Study seeks understanding of patients' decisions to enroll in clinical trials

Science Spotlight

Study seeks understanding of patients' decisions to enroll in clinical trials

Jan. 22, 2012

Clinical Research Division's Kathleen Shannon-Dorcy (left) was the first author on the studies.
Recently, Drs. Kathleen Shannon-Dorcy and Denise Drevdahl, affiliate investigators in the Clinical Research Division, conducted a qualitative study to understand the motivation and decision making process of patients and their families who participate in clinical trials focused on the effectiveness of hematopoietic cell transplants (HCT). The authors interviewed 25 patients enrolled in phase II HCT trials at a cancer referral center, as well as the patients’ primary caregivers. The phase II trials involved high-risk research to evaluate engraftment durability, incidence and severity of graft-vs.-host disease, and treatment-associated morbidity and mortality. Interviews focused on the process of patients’ decision making, reasons for participation and elements of informed consent.


Among patients and their caregivers, 92% and 75%, respectively, had chosen to participate in clinical trials before receiving any specific information provided during a consent conference. For most participants, the choice was based on a recommendation from their primary care physician or resulted from an initial clinical consultation at the cancer referral center. The most frequent reason patients participated was that they felt they had little hope of extending life with current standard of care treatments. In contrast to conventional chemotherapy, HCT offered the best hope for a cure of their cancer, a point that particularly resonated among those with young families and those whose previous treatments were ineffective.
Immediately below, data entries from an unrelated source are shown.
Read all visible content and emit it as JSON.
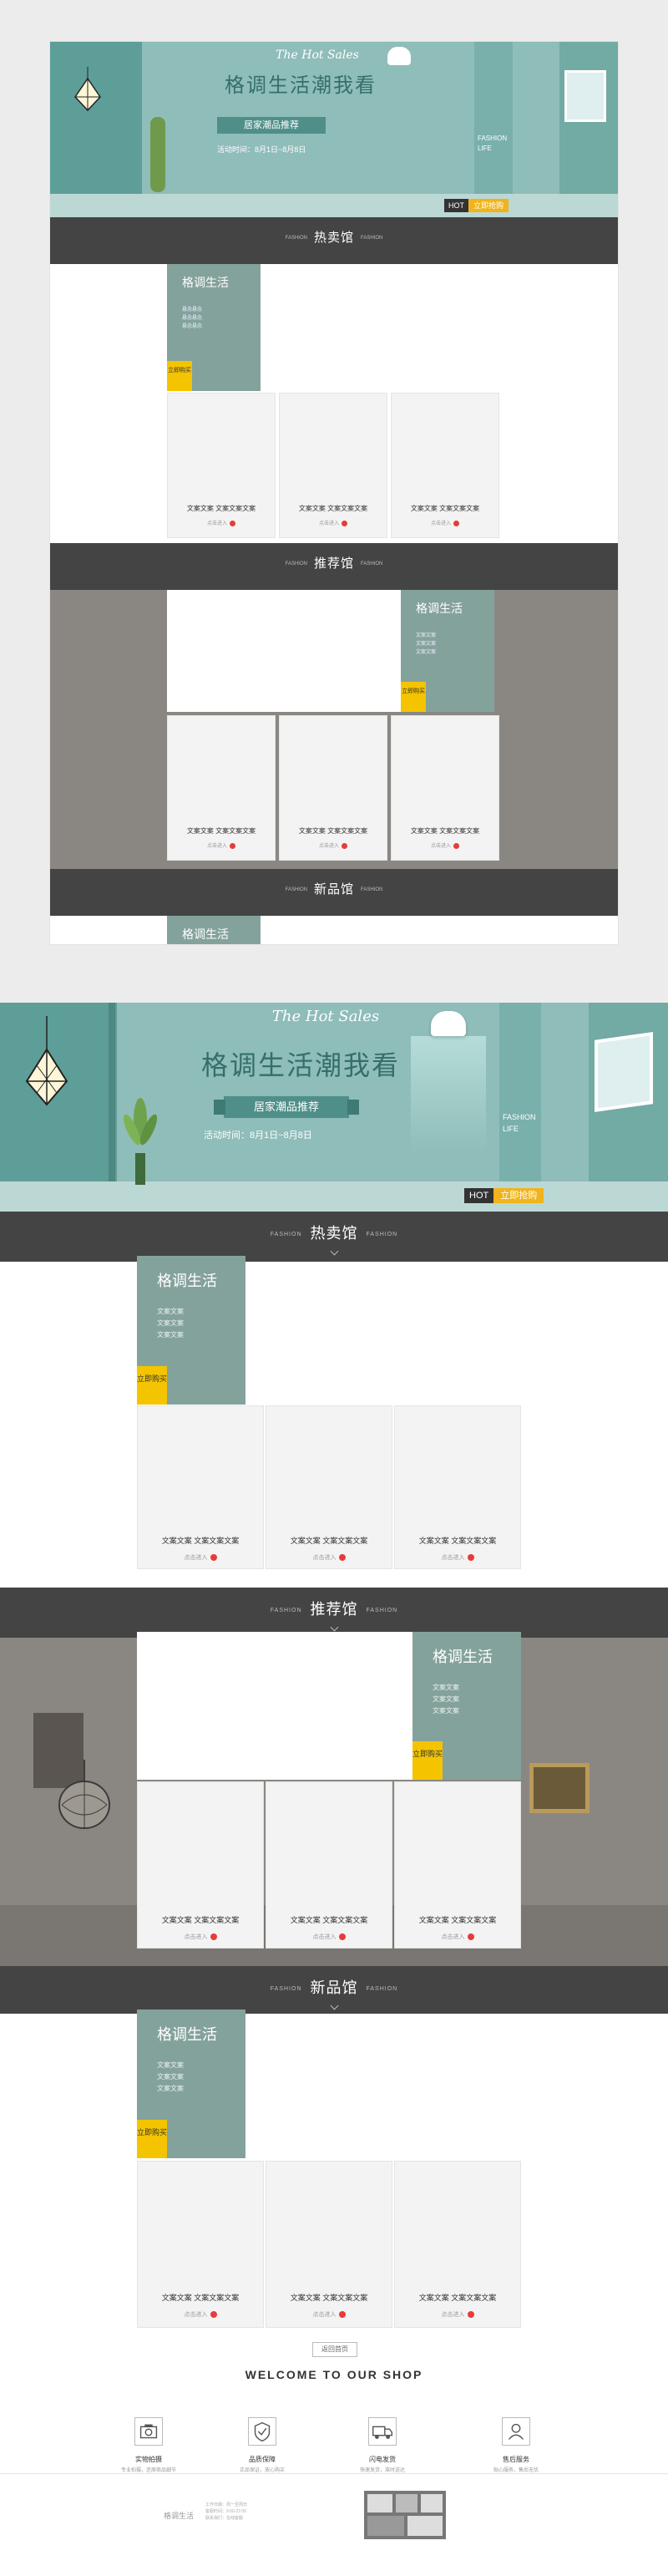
{
  "colors": {
    "accent_teal": "#84a29c",
    "bar_dark": "#444444",
    "buy_yellow": "#f5c400",
    "dot_red": "#e83b3b"
  },
  "banner": {
    "script": "The Hot Sales",
    "title": "格调生活潮我看",
    "ribbon": "居家潮品推荐",
    "date": "活动时间：8月1日~8月8日",
    "fashion_line1": "FASHION",
    "fashion_line2": "LIFE",
    "hot_tag": "HOT",
    "hot_button": "立即抢购"
  },
  "sections": {
    "hot": "热卖馆",
    "recommend": "推荐馆",
    "new": "新品馆",
    "side_text": "FASHION"
  },
  "feature": {
    "title": "格调生活",
    "lines": [
      "文案文案",
      "文案文案",
      "文案文案"
    ],
    "buy": "立即购买"
  },
  "card": {
    "title": "文案文案 文案文案文案",
    "sub": "点击进入"
  },
  "preview_feature": {
    "lines": [
      "悬念悬念",
      "悬念悬念",
      "悬念悬念"
    ]
  },
  "more_button": "返回首页",
  "welcome": "WELCOME TO OUR SHOP",
  "services": [
    {
      "name": "实物拍摄",
      "desc": "专业拍摄，还原商品细节"
    },
    {
      "name": "品质保障",
      "desc": "正品保证，放心购买"
    },
    {
      "name": "闪电发货",
      "desc": "快速发货，准时送达"
    },
    {
      "name": "售后服务",
      "desc": "贴心服务，售后无忧"
    }
  ],
  "footer": {
    "shop_name": "格调生活",
    "info": [
      "工作日期：周一至周日",
      "客服时间：9:00-22:00",
      "联系我们：在线客服"
    ]
  }
}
Four patients also admitted to having altruistic hopes that their participation might further science and benefit future patients.
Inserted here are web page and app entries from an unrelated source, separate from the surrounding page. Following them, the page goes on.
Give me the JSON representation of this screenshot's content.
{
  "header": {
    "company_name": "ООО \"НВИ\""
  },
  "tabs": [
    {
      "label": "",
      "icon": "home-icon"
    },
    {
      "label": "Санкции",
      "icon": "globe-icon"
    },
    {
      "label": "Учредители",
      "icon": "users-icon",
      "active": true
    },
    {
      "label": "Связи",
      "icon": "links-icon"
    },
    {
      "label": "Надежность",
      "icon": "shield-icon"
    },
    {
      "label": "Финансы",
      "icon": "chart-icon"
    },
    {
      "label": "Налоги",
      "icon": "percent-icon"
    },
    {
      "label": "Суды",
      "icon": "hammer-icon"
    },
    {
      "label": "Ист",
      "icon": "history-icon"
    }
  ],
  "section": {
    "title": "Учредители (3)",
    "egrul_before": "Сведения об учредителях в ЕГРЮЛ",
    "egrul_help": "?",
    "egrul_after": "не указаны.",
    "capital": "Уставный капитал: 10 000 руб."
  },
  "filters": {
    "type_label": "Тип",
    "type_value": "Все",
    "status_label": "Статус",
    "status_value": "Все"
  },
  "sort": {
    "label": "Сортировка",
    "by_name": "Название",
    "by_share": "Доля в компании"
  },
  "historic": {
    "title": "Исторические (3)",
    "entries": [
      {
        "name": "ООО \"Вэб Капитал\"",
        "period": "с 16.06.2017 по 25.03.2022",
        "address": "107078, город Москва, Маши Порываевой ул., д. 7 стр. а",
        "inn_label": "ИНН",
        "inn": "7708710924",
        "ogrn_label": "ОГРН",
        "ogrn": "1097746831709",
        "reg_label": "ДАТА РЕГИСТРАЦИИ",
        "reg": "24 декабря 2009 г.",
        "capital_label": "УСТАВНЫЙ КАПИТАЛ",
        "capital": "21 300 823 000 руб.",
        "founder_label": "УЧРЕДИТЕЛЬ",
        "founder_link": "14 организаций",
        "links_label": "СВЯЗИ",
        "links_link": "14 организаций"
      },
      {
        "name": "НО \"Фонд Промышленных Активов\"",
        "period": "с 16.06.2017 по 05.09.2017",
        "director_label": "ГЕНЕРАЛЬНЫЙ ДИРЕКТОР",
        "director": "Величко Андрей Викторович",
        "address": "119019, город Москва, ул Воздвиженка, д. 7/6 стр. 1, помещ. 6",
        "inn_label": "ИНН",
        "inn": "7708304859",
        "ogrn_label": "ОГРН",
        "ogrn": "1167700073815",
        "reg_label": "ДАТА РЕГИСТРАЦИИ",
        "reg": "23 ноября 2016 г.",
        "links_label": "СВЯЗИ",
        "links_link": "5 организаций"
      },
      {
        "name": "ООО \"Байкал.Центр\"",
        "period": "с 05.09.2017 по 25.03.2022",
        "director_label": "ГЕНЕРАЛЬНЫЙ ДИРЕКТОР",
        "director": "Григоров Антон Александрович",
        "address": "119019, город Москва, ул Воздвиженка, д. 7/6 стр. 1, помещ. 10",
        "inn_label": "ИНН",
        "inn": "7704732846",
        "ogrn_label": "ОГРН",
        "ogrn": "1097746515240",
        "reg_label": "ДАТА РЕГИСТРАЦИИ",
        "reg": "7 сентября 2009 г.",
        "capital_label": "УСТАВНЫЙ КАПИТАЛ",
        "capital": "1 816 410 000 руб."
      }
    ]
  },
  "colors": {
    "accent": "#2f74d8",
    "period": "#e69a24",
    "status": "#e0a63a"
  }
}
The process of informed consent in medical decisions is built upon the premise that patients are informed of, and understand the potential benefits and risks of, their treatment. This process also assumes that patients are capable of making the best decision based on this information. However, the authors found that although most patients and caregivers agreed that the patient was the primary decision maker, participant commitment to comprehending treatment risks and benefits was low. For example, only 24% of patients reviewed consent documents on their own to better understand the study’s risks, benefits and involvement. Furthermore, several patients deliberately avoided this information because they deemed it too complex, exhausting or scary. Thus, some patients decided to participate in clinical trials prior to the provision of full information regarding the future effects and complications related to research participation.
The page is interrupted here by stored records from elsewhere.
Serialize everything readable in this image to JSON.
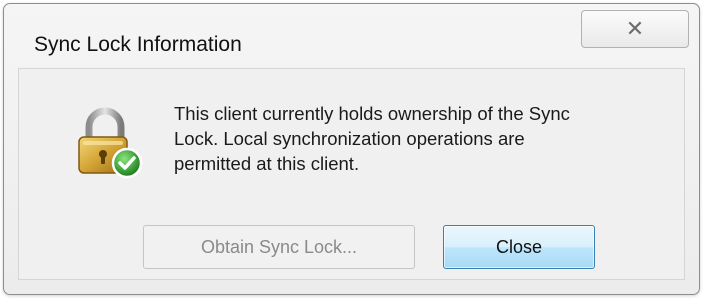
{
  "window": {
    "title": "Sync Lock Information",
    "close_glyph": "✕"
  },
  "message": {
    "lines": [
      "This client currently holds ownership of the Sync",
      "Lock. Local synchronization operations are",
      "permitted at this client."
    ]
  },
  "buttons": {
    "obtain_label": "Obtain Sync Lock...",
    "obtain_enabled": false,
    "close_label": "Close"
  },
  "icons": {
    "main": "padlock-with-green-check-icon",
    "title_close": "close-icon"
  },
  "colors": {
    "lock_gold": "#c99a2e",
    "check_green": "#3ea33b",
    "close_button_border": "#3c7fb1"
  }
}
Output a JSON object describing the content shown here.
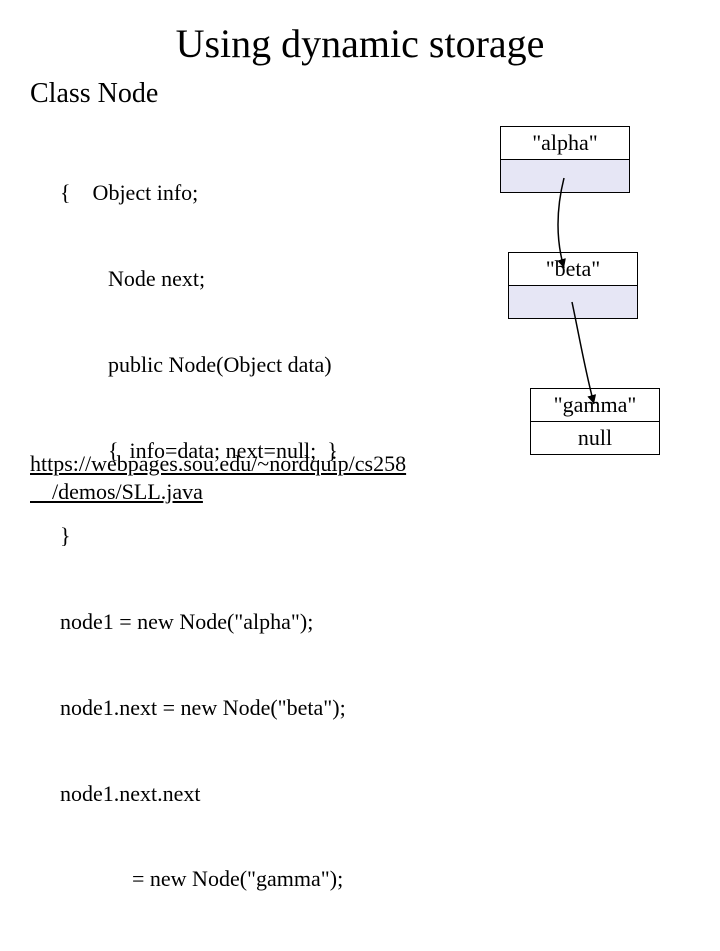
{
  "title": "Using dynamic storage",
  "subtitle": "Class Node",
  "code": {
    "l1": "{    Object info;",
    "l2": "Node next;",
    "l3": "public Node(Object data)",
    "l4": "{  info=data; next=null;  }",
    "l5": "}",
    "l6": "node1 = new Node(\"alpha\");",
    "l7": "node1.next = new Node(\"beta\");",
    "l8": "node1.next.next",
    "l9": "= new Node(\"gamma\");"
  },
  "link": {
    "line1": "https://webpages.sou.edu/~nordquip/cs258",
    "line2": "/demos/SLL.java"
  },
  "nodes": {
    "alpha": {
      "info": "\"alpha\""
    },
    "beta": {
      "info": "\"beta\""
    },
    "gamma": {
      "info": "\"gamma\"",
      "next": "null"
    }
  }
}
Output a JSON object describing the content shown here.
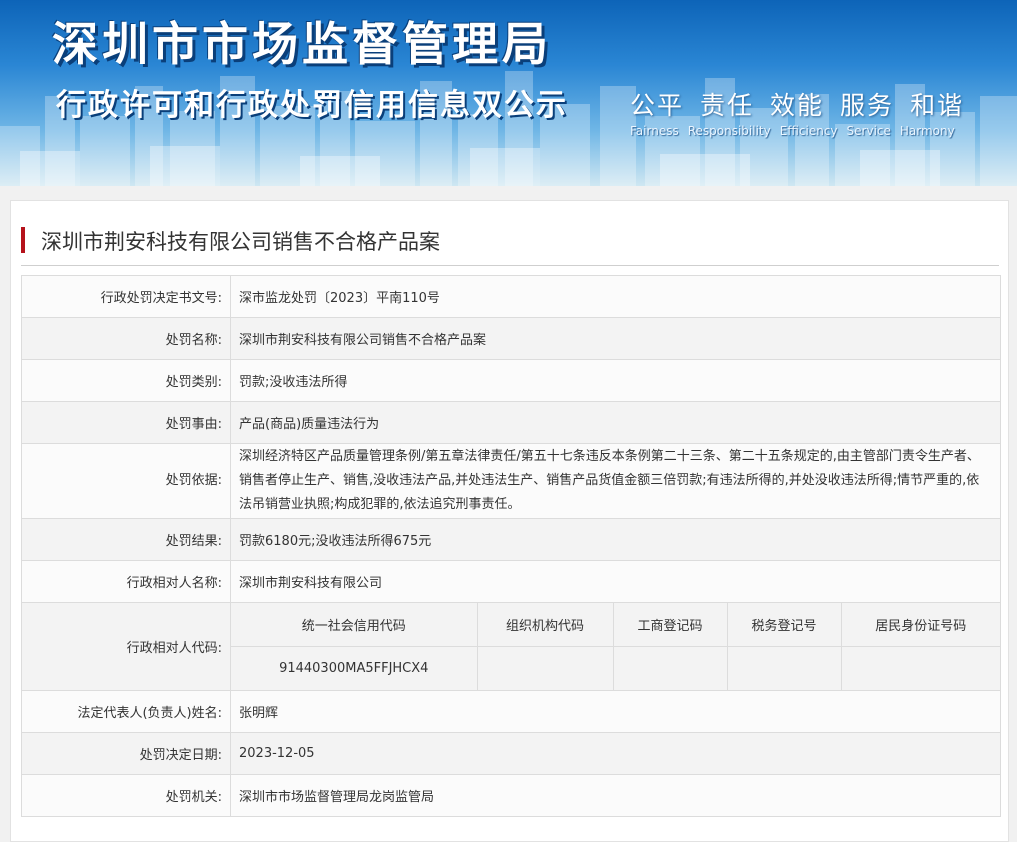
{
  "header": {
    "agency_name": "深圳市市场监督管理局",
    "subtitle": "行政许可和行政处罚信用信息双公示",
    "slogans_cn": [
      "公平",
      "责任",
      "效能",
      "服务",
      "和谐"
    ],
    "slogans_en": [
      "Fairness",
      "Responsibility",
      "Efficiency",
      "Service",
      "Harmony"
    ]
  },
  "case": {
    "title": "深圳市荆安科技有限公司销售不合格产品案",
    "fields": [
      {
        "label": "行政处罚决定书文号:",
        "value": "深市监龙处罚〔2023〕平南110号"
      },
      {
        "label": "处罚名称:",
        "value": "深圳市荆安科技有限公司销售不合格产品案"
      },
      {
        "label": "处罚类别:",
        "value": "罚款;没收违法所得"
      },
      {
        "label": "处罚事由:",
        "value": "产品(商品)质量违法行为"
      },
      {
        "label": "处罚依据:",
        "value": "深圳经济特区产品质量管理条例/第五章法律责任/第五十七条违反本条例第二十三条、第二十五条规定的,由主管部门责令生产者、销售者停止生产、销售,没收违法产品,并处违法生产、销售产品货值金额三倍罚款;有违法所得的,并处没收违法所得;情节严重的,依法吊销营业执照;构成犯罪的,依法追究刑事责任。"
      },
      {
        "label": "处罚结果:",
        "value": "罚款6180元;没收违法所得675元"
      },
      {
        "label": "行政相对人名称:",
        "value": "深圳市荆安科技有限公司"
      }
    ],
    "codes": {
      "label": "行政相对人代码:",
      "headers": [
        "统一社会信用代码",
        "组织机构代码",
        "工商登记码",
        "税务登记号",
        "居民身份证号码"
      ],
      "values": [
        "91440300MA5FFJHCX4",
        "",
        "",
        "",
        ""
      ]
    },
    "fields2": [
      {
        "label": "法定代表人(负责人)姓名:",
        "value": "张明辉"
      },
      {
        "label": "处罚决定日期:",
        "value": "2023-12-05"
      },
      {
        "label": "处罚机关:",
        "value": "深圳市市场监督管理局龙岗监管局"
      }
    ]
  },
  "colors": {
    "accent_bar": "#b5121b",
    "banner_top": "#0d64b8",
    "banner_bottom": "#cfe7f2"
  }
}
Current trial standards focus on the provision of information to patients and patient-physician communication during consent conferences. However, the results of this study suggest that these standards may be inadequate and that information conveyed earlier and through alternate methods could be more effective, allowing patients and caregivers to reach a more rational decision.


Shannon-Dorcy K, Drevdahl DJ. 2011. "I had already made up my mind": patients and caregivers' perspectives on making the decision to participate in research at a US cancer referral center. Cancer Nursing 34: 428-33.